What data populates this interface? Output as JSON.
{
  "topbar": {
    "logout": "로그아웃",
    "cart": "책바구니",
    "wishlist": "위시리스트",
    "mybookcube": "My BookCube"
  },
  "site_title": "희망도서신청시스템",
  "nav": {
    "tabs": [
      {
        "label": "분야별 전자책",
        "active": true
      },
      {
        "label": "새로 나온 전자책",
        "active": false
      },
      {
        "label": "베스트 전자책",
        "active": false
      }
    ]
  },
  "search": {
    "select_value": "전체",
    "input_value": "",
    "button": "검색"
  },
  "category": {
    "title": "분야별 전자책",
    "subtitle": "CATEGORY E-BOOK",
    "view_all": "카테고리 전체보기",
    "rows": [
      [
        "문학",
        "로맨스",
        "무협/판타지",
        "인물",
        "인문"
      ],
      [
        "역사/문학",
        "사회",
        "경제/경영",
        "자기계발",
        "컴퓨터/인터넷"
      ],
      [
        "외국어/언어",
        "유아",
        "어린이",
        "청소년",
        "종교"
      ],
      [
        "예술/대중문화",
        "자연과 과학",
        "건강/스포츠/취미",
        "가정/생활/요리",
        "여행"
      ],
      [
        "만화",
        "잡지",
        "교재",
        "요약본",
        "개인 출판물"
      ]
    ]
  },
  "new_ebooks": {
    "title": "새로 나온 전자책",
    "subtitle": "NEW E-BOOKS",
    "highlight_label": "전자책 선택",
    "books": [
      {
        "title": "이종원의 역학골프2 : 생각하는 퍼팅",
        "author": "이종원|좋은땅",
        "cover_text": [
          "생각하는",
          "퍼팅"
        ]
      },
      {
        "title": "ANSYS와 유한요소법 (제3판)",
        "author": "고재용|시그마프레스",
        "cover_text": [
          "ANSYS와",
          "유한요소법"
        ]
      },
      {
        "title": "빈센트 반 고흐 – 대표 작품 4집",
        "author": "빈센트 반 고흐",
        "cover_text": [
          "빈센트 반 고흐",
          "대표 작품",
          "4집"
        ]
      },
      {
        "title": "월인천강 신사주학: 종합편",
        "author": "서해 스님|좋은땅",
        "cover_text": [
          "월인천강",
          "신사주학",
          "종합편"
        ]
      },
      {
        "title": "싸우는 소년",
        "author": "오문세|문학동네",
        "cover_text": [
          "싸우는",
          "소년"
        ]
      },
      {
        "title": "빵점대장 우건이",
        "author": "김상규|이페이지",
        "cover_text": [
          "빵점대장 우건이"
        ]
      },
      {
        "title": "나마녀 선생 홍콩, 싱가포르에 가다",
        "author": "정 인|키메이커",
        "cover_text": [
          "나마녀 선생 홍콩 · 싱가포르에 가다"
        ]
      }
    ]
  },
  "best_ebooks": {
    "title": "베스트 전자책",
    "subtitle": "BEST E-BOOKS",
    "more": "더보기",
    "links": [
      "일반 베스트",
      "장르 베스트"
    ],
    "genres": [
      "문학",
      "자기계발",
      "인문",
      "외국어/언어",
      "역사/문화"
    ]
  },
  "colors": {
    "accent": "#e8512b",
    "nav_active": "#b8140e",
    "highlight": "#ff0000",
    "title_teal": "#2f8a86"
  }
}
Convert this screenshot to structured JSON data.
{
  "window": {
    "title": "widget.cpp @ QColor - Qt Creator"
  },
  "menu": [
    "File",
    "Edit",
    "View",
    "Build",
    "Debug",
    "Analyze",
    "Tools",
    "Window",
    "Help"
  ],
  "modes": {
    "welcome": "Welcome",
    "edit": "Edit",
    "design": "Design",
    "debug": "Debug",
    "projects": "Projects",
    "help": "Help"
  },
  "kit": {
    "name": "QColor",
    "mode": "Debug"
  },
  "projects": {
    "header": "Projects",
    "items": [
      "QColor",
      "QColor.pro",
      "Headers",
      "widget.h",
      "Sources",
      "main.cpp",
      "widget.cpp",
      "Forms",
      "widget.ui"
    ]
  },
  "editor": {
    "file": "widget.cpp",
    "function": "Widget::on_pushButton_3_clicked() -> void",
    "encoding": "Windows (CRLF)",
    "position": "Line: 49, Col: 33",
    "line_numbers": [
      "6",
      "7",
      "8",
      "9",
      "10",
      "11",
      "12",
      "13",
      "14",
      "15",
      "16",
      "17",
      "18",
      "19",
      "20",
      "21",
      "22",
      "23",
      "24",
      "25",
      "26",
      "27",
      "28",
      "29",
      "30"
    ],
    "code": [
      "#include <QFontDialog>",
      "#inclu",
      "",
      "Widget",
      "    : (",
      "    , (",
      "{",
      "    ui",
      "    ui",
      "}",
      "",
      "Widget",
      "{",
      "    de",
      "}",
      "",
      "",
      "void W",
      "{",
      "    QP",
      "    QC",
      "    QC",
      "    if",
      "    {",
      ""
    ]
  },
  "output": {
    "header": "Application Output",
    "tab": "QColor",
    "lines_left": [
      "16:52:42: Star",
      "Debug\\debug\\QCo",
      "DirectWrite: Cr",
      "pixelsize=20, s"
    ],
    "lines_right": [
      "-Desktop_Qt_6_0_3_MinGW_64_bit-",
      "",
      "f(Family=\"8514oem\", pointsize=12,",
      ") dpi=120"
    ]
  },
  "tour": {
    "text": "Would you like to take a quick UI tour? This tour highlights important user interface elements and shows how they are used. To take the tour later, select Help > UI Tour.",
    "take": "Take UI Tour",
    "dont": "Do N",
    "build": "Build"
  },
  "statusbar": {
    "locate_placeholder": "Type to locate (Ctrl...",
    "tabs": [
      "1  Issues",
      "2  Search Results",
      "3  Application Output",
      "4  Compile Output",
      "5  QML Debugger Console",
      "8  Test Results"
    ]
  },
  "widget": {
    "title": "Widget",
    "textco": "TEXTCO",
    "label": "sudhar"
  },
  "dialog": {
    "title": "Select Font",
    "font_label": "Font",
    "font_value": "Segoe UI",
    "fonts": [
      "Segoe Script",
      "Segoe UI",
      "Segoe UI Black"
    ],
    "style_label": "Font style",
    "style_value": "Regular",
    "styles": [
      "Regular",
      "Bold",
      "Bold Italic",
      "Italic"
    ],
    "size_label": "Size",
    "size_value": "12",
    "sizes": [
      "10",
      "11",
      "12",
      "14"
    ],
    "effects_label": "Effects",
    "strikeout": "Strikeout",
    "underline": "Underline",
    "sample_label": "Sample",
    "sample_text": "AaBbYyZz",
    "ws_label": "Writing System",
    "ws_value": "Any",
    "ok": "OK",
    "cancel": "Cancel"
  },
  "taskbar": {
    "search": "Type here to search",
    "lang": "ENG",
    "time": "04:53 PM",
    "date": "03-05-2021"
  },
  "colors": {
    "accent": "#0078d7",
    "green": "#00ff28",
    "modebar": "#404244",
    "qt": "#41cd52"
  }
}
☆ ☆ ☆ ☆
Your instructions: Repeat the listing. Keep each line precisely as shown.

Answer for the task:
What data populates this interface? Output as JSON.
{
  "topbar": {
    "logout": "로그아웃",
    "cart": "책바구니",
    "wishlist": "위시리스트",
    "mybookcube": "My BookCube"
  },
  "site_title": "희망도서신청시스템",
  "nav": {
    "tabs": [
      {
        "label": "분야별 전자책",
        "active": true
      },
      {
        "label": "새로 나온 전자책",
        "active": false
      },
      {
        "label": "베스트 전자책",
        "active": false
      }
    ]
  },
  "search": {
    "select_value": "전체",
    "input_value": "",
    "button": "검색"
  },
  "category": {
    "title": "분야별 전자책",
    "subtitle": "CATEGORY E-BOOK",
    "view_all": "카테고리 전체보기",
    "rows": [
      [
        "문학",
        "로맨스",
        "무협/판타지",
        "인물",
        "인문"
      ],
      [
        "역사/문학",
        "사회",
        "경제/경영",
        "자기계발",
        "컴퓨터/인터넷"
      ],
      [
        "외국어/언어",
        "유아",
        "어린이",
        "청소년",
        "종교"
      ],
      [
        "예술/대중문화",
        "자연과 과학",
        "건강/스포츠/취미",
        "가정/생활/요리",
        "여행"
      ],
      [
        "만화",
        "잡지",
        "교재",
        "요약본",
        "개인 출판물"
      ]
    ]
  },
  "new_ebooks": {
    "title": "새로 나온 전자책",
    "subtitle": "NEW E-BOOKS",
    "highlight_label": "전자책 선택",
    "books": [
      {
        "title": "이종원의 역학골프2 : 생각하는 퍼팅",
        "author": "이종원|좋은땅",
        "cover_text": [
          "생각하는",
          "퍼팅"
        ]
      },
      {
        "title": "ANSYS와 유한요소법 (제3판)",
        "author": "고재용|시그마프레스",
        "cover_text": [
          "ANSYS와",
          "유한요소법"
        ]
      },
      {
        "title": "빈센트 반 고흐 – 대표 작품 4집",
        "author": "빈센트 반 고흐",
        "cover_text": [
          "빈센트 반 고흐",
          "대표 작품",
          "4집"
        ]
      },
      {
        "title": "월인천강 신사주학: 종합편",
        "author": "서해 스님|좋은땅",
        "cover_text": [
          "월인천강",
          "신사주학",
          "종합편"
        ]
      },
      {
        "title": "싸우는 소년",
        "author": "오문세|문학동네",
        "cover_text": [
          "싸우는",
          "소년"
        ]
      },
      {
        "title": "빵점대장 우건이",
        "author": "김상규|이페이지",
        "cover_text": [
          "빵점대장 우건이"
        ]
      },
      {
        "title": "나마녀 선생 홍콩, 싱가포르에 가다",
        "author": "정 인|키메이커",
        "cover_text": [
          "나마녀 선생 홍콩 · 싱가포르에 가다"
        ]
      }
    ]
  },
  "best_ebooks": {
    "title": "베스트 전자책",
    "subtitle": "BEST E-BOOKS",
    "more": "더보기",
    "links": [
      "일반 베스트",
      "장르 베스트"
    ],
    "genres": [
      "문학",
      "자기계발",
      "인문",
      "외국어/언어",
      "역사/문화"
    ]
  },
  "colors": {
    "accent": "#e8512b",
    "nav_active": "#b8140e",
    "highlight": "#ff0000",
    "title_teal": "#2f8a86"
  }
}
Convert this screenshot to structured JSON data.
{
  "window": {
    "title": "widget.cpp @ QColor - Qt Creator"
  },
  "menu": [
    "File",
    "Edit",
    "View",
    "Build",
    "Debug",
    "Analyze",
    "Tools",
    "Window",
    "Help"
  ],
  "modes": {
    "welcome": "Welcome",
    "edit": "Edit",
    "design": "Design",
    "debug": "Debug",
    "projects": "Projects",
    "help": "Help"
  },
  "kit": {
    "name": "QColor",
    "mode": "Debug"
  },
  "projects": {
    "header": "Projects",
    "items": [
      "QColor",
      "QColor.pro",
      "Headers",
      "widget.h",
      "Sources",
      "main.cpp",
      "widget.cpp",
      "Forms",
      "widget.ui"
    ]
  },
  "editor": {
    "file": "widget.cpp",
    "function": "Widget::on_pushButton_3_clicked() -> void",
    "encoding": "Windows (CRLF)",
    "position": "Line: 49, Col: 33",
    "line_numbers": [
      "6",
      "7",
      "8",
      "9",
      "10",
      "11",
      "12",
      "13",
      "14",
      "15",
      "16",
      "17",
      "18",
      "19",
      "20",
      "21",
      "22",
      "23",
      "24",
      "25",
      "26",
      "27",
      "28",
      "29",
      "30"
    ],
    "code": [
      "#include <QFontDialog>",
      "#inclu",
      "",
      "Widget",
      "    : (",
      "    , (",
      "{",
      "    ui",
      "    ui",
      "}",
      "",
      "Widget",
      "{",
      "    de",
      "}",
      "",
      "",
      "void W",
      "{",
      "    QP",
      "    QC",
      "    QC",
      "    if",
      "    {",
      ""
    ]
  },
  "output": {
    "header": "Application Output",
    "tab": "QColor",
    "lines_left": [
      "16:52:42: Star",
      "Debug\\debug\\QCo",
      "DirectWrite: Cr",
      "pixelsize=20, s"
    ],
    "lines_right": [
      "-Desktop_Qt_6_0_3_MinGW_64_bit-",
      "",
      "f(Family=\"8514oem\", pointsize=12,",
      ") dpi=120"
    ]
  },
  "tour": {
    "text": "Would you like to take a quick UI tour? This tour highlights important user interface elements and shows how they are used. To take the tour later, select Help > UI Tour.",
    "take": "Take UI Tour",
    "dont": "Do N",
    "build": "Build"
  },
  "statusbar": {
    "locate_placeholder": "Type to locate (Ctrl...",
    "tabs": [
      "1  Issues",
      "2  Search Results",
      "3  Application Output",
      "4  Compile Output",
      "5  QML Debugger Console",
      "8  Test Results"
    ]
  },
  "widget": {
    "title": "Widget",
    "textco": "TEXTCO",
    "label": "sudhar"
  },
  "dialog": {
    "title": "Select Font",
    "font_label": "Font",
    "font_value": "Segoe UI",
    "fonts": [
      "Segoe Script",
      "Segoe UI",
      "Segoe UI Black"
    ],
    "style_label": "Font style",
    "style_value": "Regular",
    "styles": [
      "Regular",
      "Bold",
      "Bold Italic",
      "Italic"
    ],
    "size_label": "Size",
    "size_value": "12",
    "sizes": [
      "10",
      "11",
      "12",
      "14"
    ],
    "effects_label": "Effects",
    "strikeout": "Strikeout",
    "underline": "Underline",
    "sample_label": "Sample",
    "sample_text": "AaBbYyZz",
    "ws_label": "Writing System",
    "ws_value": "Any",
    "ok": "OK",
    "cancel": "Cancel"
  },
  "taskbar": {
    "search": "Type here to search",
    "lang": "ENG",
    "time": "04:53 PM",
    "date": "03-05-2021"
  },
  "colors": {
    "accent": "#0078d7",
    "green": "#00ff28",
    "modebar": "#404244",
    "qt": "#41cd52"
  }
}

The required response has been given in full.